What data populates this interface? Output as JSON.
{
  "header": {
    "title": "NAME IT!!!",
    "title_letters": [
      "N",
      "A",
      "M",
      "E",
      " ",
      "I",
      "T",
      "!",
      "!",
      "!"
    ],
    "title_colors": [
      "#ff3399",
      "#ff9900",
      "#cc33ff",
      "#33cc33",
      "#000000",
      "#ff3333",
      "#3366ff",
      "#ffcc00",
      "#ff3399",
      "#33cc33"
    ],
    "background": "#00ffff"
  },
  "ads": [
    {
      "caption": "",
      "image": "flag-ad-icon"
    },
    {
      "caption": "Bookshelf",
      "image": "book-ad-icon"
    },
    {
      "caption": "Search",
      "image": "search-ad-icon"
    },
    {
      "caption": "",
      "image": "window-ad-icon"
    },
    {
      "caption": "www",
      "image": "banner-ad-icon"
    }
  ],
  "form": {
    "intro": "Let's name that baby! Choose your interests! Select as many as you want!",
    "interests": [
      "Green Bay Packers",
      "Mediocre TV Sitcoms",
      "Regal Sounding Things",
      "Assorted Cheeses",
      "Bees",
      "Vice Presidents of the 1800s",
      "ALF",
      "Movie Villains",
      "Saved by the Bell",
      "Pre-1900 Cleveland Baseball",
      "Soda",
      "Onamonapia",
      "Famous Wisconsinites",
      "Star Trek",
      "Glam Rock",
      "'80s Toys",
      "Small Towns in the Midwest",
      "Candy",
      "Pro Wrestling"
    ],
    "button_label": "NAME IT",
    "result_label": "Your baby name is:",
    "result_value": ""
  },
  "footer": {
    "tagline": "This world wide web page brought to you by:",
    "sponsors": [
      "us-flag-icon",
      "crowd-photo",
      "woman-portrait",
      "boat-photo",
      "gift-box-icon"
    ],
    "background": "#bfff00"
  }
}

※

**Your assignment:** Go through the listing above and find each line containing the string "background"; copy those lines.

**Finished task:**
    "background": "#00ffff"
    "background": "#bfff00"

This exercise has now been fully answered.